Para badminton is badminton for athletes with a range of physical disabilities.
Who can play Para badminton?
Para badminton players are grouped into competition sports classes according to how their physical impairment impacts their ability to carry out the skills of the sport. This ensures competition is fair and equitable.
Before an athlete can be put into a sports class they must go through a process of classification which determines if:
- They have a health condition leading to one of the eligible impairment types.
- Their impairment is permanent and meets the minimal impairment criteria (severity).
The eligible physical impairment types include one or more of the following: impaired muscle power; impaired range of movement; limb deficiency (amputation or congenital limb deformity); leg length difference; short stature; muscle tension, involuntary movements, or uncoordinated movements.
How do you play Para badminton?

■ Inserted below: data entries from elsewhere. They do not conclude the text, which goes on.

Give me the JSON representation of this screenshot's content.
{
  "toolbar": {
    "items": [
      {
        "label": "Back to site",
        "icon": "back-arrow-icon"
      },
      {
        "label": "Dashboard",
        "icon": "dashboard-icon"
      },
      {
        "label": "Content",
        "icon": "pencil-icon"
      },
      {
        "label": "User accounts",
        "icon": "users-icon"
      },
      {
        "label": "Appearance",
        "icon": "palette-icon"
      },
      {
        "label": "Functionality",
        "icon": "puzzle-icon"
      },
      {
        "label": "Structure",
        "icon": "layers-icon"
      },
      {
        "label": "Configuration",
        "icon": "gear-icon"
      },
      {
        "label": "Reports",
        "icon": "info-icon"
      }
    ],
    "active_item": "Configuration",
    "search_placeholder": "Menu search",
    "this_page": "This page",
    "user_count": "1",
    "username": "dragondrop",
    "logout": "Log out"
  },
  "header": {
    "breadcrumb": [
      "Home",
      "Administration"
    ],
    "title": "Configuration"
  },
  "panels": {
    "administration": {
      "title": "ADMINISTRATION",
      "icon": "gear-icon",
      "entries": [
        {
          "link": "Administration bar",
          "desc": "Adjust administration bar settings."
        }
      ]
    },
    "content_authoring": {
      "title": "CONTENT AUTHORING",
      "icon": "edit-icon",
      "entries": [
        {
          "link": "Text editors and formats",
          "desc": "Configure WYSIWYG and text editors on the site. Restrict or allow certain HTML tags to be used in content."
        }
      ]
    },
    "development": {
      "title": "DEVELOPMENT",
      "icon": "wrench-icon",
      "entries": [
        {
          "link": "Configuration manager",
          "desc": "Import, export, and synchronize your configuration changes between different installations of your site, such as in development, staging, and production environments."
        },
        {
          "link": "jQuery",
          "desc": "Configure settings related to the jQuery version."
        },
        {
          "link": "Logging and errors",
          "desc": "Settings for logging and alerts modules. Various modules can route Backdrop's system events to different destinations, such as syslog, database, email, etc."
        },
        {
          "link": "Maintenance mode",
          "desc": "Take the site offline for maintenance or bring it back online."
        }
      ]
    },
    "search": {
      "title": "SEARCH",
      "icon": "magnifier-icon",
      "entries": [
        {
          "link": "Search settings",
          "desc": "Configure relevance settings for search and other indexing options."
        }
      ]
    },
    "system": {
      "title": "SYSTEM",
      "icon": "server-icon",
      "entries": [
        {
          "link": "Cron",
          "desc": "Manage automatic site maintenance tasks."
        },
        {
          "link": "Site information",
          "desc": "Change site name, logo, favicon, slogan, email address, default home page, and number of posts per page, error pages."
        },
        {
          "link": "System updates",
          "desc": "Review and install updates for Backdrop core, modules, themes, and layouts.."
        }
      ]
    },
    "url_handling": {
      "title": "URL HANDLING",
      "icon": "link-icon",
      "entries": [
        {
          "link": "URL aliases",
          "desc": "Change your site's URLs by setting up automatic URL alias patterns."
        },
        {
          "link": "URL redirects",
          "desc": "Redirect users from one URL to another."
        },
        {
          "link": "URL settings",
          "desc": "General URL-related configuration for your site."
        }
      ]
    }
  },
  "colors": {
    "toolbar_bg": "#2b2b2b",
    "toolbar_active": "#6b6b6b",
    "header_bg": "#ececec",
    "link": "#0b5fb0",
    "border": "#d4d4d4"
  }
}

As in badminton, Para badminton athletes compete in both men’s and women’s singles as well as men’s and women’s doubles, and mixed doubles. The objective is to hit the shuttlecock (also known as shuttle or birdie) over and across the net on the opponent’s court so that the opponent can’t find time to return it back and score a point.
The playing court of Para badminton is similar to that of badminton except that the singles matches of wheelchair and standing classes play half-court. In doubles matches both these classes play over the whole court. In wheelchair classes, the area between the short service line and the net is defined as outside court limit.
History of Para badminton
Para badminton players have competed internationally since the 1990s. The first World Championships took place in Amersfoort, Netherlands in 1998 and now occurs in every two years. Para badminton became a Paralympic sport in 2021, having made its debut at the Tokyo 2020 Paralympic Games. The International Paralympic Committee has confirmed Para badminton for the Paris 2024 Paralympic Games.
Para badminton classifications
|Wheelchair 1 (WH1)||Players in this class require a wheelchair to play badminton. Players in this Sport Class usually have impairment in both lower limbs and trunk function.|
|Wheelchair 2 (WH2)||A player in this class could have impairment in one or both lower limbs and minimal or no impairment of the trunk. Players are required to play in a wheelchair in this class.|
|Standing Lower (SL3)||In this class, a player must play standing. The player could have impairment in one or both lower limbs and poor walking/running balance.|
|Standing Lower (SL4)||In this standing class, a player has a lesser impairment compared to Sport Class SL3. The player could have impairment in one or both lower limbs and minimal impairment in walking/running balance.|
|Standing Upper (SU5)||The players in this class have impairment to the upper limbs. The impairment could be on the playing or non-playing hand.|
|Short Stature (SH6)||The players in this class have short stature, due to a genetic condition often referred to as ‘dwarfism’.|
How to get involved in Para badminton
Find upcoming events and information about Para badminton in New Zealand, and register for emil updates on Badminton New Zealand’s website. Alternatively, contact firstname.lastname@example.org.
Find out more
For more information on Para badminton visit the Badminton World Federation.
To find out about Para sport opportunities for participants, coaches or volunteers in your area, register with Paralympics New Zealand.